* _MATERIAL PROVIDED_
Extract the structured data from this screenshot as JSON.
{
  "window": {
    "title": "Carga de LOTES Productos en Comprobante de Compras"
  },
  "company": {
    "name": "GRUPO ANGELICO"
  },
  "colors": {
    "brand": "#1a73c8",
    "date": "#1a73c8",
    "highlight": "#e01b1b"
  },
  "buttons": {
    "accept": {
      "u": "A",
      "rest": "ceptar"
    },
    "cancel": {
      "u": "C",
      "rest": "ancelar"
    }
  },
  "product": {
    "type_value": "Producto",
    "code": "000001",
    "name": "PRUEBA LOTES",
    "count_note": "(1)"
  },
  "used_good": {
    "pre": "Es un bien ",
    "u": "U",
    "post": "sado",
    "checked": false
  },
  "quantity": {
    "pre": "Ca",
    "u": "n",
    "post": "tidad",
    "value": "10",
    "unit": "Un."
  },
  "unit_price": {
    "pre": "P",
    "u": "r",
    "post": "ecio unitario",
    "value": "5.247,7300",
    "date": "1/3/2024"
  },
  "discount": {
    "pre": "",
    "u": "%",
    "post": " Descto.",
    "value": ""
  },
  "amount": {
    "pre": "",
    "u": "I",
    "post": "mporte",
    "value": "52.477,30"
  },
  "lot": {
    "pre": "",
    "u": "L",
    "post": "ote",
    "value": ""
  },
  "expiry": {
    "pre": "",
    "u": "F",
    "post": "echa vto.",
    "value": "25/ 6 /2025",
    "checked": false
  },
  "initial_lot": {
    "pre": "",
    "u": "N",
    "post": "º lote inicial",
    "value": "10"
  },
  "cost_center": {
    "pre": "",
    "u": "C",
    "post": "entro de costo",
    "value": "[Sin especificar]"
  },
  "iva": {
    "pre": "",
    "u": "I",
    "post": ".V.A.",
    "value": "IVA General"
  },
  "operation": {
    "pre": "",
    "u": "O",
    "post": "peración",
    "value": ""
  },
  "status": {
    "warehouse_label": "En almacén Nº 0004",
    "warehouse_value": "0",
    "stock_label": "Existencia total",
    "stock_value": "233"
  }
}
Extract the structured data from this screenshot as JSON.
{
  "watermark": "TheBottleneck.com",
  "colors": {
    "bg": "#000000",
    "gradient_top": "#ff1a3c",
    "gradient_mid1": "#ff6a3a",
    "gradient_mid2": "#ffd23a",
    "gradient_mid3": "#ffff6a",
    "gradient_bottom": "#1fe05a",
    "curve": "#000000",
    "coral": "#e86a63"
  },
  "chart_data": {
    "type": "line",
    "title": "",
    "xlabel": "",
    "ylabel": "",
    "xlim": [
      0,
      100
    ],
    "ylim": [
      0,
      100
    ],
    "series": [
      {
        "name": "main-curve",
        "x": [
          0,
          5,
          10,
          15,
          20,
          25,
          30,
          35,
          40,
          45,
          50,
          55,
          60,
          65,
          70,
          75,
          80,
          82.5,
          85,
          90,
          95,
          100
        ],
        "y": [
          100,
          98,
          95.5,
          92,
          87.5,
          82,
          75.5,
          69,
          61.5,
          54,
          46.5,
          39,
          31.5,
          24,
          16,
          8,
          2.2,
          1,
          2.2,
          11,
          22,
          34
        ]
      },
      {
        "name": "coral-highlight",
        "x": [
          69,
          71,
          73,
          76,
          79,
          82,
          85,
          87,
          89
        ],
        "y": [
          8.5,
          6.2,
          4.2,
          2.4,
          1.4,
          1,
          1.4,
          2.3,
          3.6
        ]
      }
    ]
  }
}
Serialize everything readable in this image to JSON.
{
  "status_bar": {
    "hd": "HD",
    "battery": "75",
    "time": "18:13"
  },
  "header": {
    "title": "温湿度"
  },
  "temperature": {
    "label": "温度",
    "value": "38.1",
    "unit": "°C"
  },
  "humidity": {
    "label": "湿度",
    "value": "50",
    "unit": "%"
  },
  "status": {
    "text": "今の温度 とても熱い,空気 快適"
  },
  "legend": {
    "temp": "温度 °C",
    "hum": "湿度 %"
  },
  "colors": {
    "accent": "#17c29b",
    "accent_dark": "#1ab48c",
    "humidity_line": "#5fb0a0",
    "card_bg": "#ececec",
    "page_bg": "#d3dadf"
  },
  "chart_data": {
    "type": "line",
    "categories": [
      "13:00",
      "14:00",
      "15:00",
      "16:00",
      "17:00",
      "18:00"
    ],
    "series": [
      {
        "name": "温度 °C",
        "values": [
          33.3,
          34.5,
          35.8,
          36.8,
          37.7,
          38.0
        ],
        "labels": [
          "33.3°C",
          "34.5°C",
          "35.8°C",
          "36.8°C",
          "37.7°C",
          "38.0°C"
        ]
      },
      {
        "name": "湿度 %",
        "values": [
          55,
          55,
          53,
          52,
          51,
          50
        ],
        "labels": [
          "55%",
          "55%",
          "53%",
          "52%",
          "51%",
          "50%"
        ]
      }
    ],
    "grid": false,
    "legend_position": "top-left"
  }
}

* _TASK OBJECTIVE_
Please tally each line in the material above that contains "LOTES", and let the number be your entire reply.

* _RESPONSE TO THIS TASK_
2